In late 2006, personal obligations greatly limited my literary endeavors, forcing Darcy to take a backseat for much longer than I had ever anticipated, but the long interruption was unavoidable. I did write, but these sessions were sporadic. However, as any writer knows, you can’t shut down your thoughts, so I spent these short sessions documenting ideas or typing outlines to ensure that these new plots were preserved for future thrillers.
In the summer of 2009, Shotz went to the Rainbow Bridge. Her loss was one of the most painful experiences I’ve ever had to face. She was my shadow for almost fifteen years, and the pain of her loss endures. For months, I could not write, especially after I had introduced a giant schnauzer into my series.
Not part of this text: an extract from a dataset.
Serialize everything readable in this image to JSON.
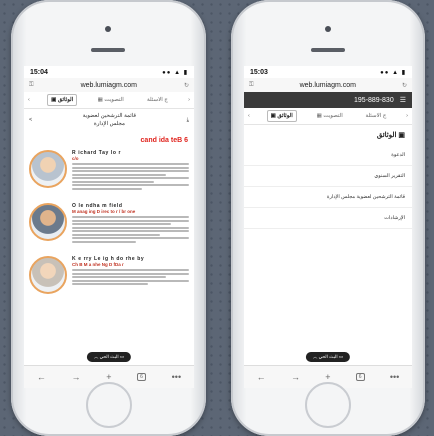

By early fall of 2009, I was still in a deep funk until my husband and I realized we just couldn’t go on without a giant in our family. So in mid-September, Kai (Kaiser) came to live with us.
In early 2010, I began researching the idea of self-publishing my thriller series. My primary reason? Time. I felt my time was best spent writing, then promoting, my series, not seeking a literary agent or pursuing the traditional route to publication, all of which is time-consuming and may or may not lead to results. The most expeditious route was to cut out the middleman and let the end user, the reader, decide whether or not the series sold or languished on Amazon.
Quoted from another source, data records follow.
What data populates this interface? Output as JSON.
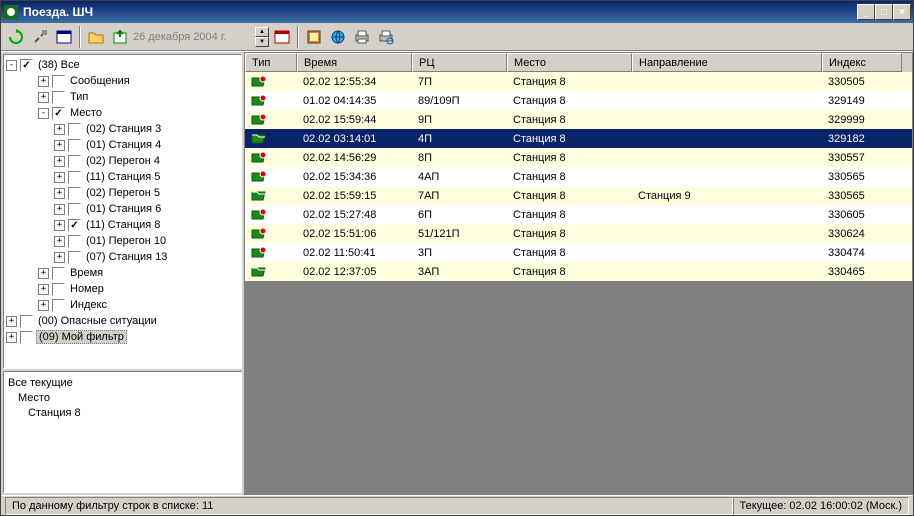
{
  "window": {
    "title": "Поезда. ШЧ"
  },
  "toolbar": {
    "date": "26 декабря 2004 г."
  },
  "tree": {
    "root": {
      "label": "(38) Все",
      "checked": true,
      "exp": "-"
    },
    "items": [
      {
        "level": 1,
        "exp": "+",
        "checked": false,
        "label": "Сообщения"
      },
      {
        "level": 1,
        "exp": "+",
        "checked": false,
        "label": "Тип"
      },
      {
        "level": 1,
        "exp": "-",
        "checked": true,
        "label": "Место"
      },
      {
        "level": 2,
        "exp": "+",
        "checked": false,
        "label": "(02) Станция 3"
      },
      {
        "level": 2,
        "exp": "+",
        "checked": false,
        "label": "(01) Станция 4"
      },
      {
        "level": 2,
        "exp": "+",
        "checked": false,
        "label": "(02) Перегон 4"
      },
      {
        "level": 2,
        "exp": "+",
        "checked": false,
        "label": "(11) Станция 5"
      },
      {
        "level": 2,
        "exp": "+",
        "checked": false,
        "label": "(02) Перегон 5"
      },
      {
        "level": 2,
        "exp": "+",
        "checked": false,
        "label": "(01) Станция 6"
      },
      {
        "level": 2,
        "exp": "+",
        "checked": true,
        "label": "(11) Станция 8"
      },
      {
        "level": 2,
        "exp": "+",
        "checked": false,
        "label": "(01) Перегон 10"
      },
      {
        "level": 2,
        "exp": "+",
        "checked": false,
        "label": "(07) Станция 13"
      },
      {
        "level": 1,
        "exp": "+",
        "checked": false,
        "label": "Время"
      },
      {
        "level": 1,
        "exp": "+",
        "checked": false,
        "label": "Номер"
      },
      {
        "level": 1,
        "exp": "+",
        "checked": false,
        "label": "Индекс"
      },
      {
        "level": 0,
        "exp": "+",
        "checked": false,
        "label": "(00) Опасные ситуации",
        "root": true
      },
      {
        "level": 0,
        "exp": "+",
        "checked": false,
        "label": "(09) Мой фильтр",
        "root": true,
        "sel": true
      }
    ]
  },
  "summary": {
    "line1": "Все текущие",
    "line2": "Место",
    "line3": "Станция 8"
  },
  "grid": {
    "cols": [
      "Тип",
      "Время",
      "РЦ",
      "Место",
      "Направление",
      "Индекс"
    ],
    "rows": [
      {
        "icon": "red",
        "time": "02.02 12:55:34",
        "rc": "7П",
        "place": "Станция 8",
        "dir": "",
        "idx": "330505"
      },
      {
        "icon": "red",
        "time": "01.02 04:14:35",
        "rc": "89/109П",
        "place": "Станция 8",
        "dir": "",
        "idx": "329149"
      },
      {
        "icon": "red",
        "time": "02.02 15:59:44",
        "rc": "9П",
        "place": "Станция 8",
        "dir": "",
        "idx": "329999"
      },
      {
        "icon": "grn",
        "time": "02.02 03:14:01",
        "rc": "4П",
        "place": "Станция 8",
        "dir": "",
        "idx": "329182",
        "sel": true
      },
      {
        "icon": "red",
        "time": "02.02 14:56:29",
        "rc": "8П",
        "place": "Станция 8",
        "dir": "",
        "idx": "330557"
      },
      {
        "icon": "red",
        "time": "02.02 15:34:36",
        "rc": "4АП",
        "place": "Станция 8",
        "dir": "",
        "idx": "330565"
      },
      {
        "icon": "grn",
        "time": "02.02 15:59:15",
        "rc": "7АП",
        "place": "Станция 8",
        "dir": "Станция 9",
        "idx": "330565"
      },
      {
        "icon": "red",
        "time": "02.02 15:27:48",
        "rc": "6П",
        "place": "Станция 8",
        "dir": "",
        "idx": "330605"
      },
      {
        "icon": "red",
        "time": "02.02 15:51:06",
        "rc": "51/121П",
        "place": "Станция 8",
        "dir": "",
        "idx": "330624"
      },
      {
        "icon": "red",
        "time": "02.02 11:50:41",
        "rc": "3П",
        "place": "Станция 8",
        "dir": "",
        "idx": "330474"
      },
      {
        "icon": "grn",
        "time": "02.02 12:37:05",
        "rc": "3АП",
        "place": "Станция 8",
        "dir": "",
        "idx": "330465"
      }
    ]
  },
  "status": {
    "left": "По данному фильтру строк в списке:  11",
    "right": "Текущее: 02.02 16:00:02 (Моск.)"
  }
}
As for promoting, with a degree in journalism/advertising and a solid background in marketing, I felt confident that I could steer the series to success. So I began working on a marketing plan. When I identified deficiencies, i.e., my own lack of experience in any area, I made a note to outsource related tasks to a professional.
My next priority was a self-publishing budget. In 1987, the possibility of quitting the corporate world to pursue a writing career became less of a fantasy and more of a reality. But whether I pursued the traditional or the self-publishing route, money was involved (as with most things in life). So with the idea of possibly self-publishing one day, I started an investment account.
In early 2011, I had done a lot of research on self-publishing, had a good marketing plan (which is always evolving), had built a modest budget, and had a giant will to succeed. I formed an LLC, opened a business account at my local bank, filed for a sales tax permit with the state of Texas, and had a logo designed for my newly formed company—Thunder Glass LLC. My press name would be Thunder Glass Press.
Next week’s blog will go into greater detail on how I chose my self-publishing team and what skills they brought to the project to create a professional website and a quality first book—Brainwash.
Next week: “Self Publishing: Part 2.”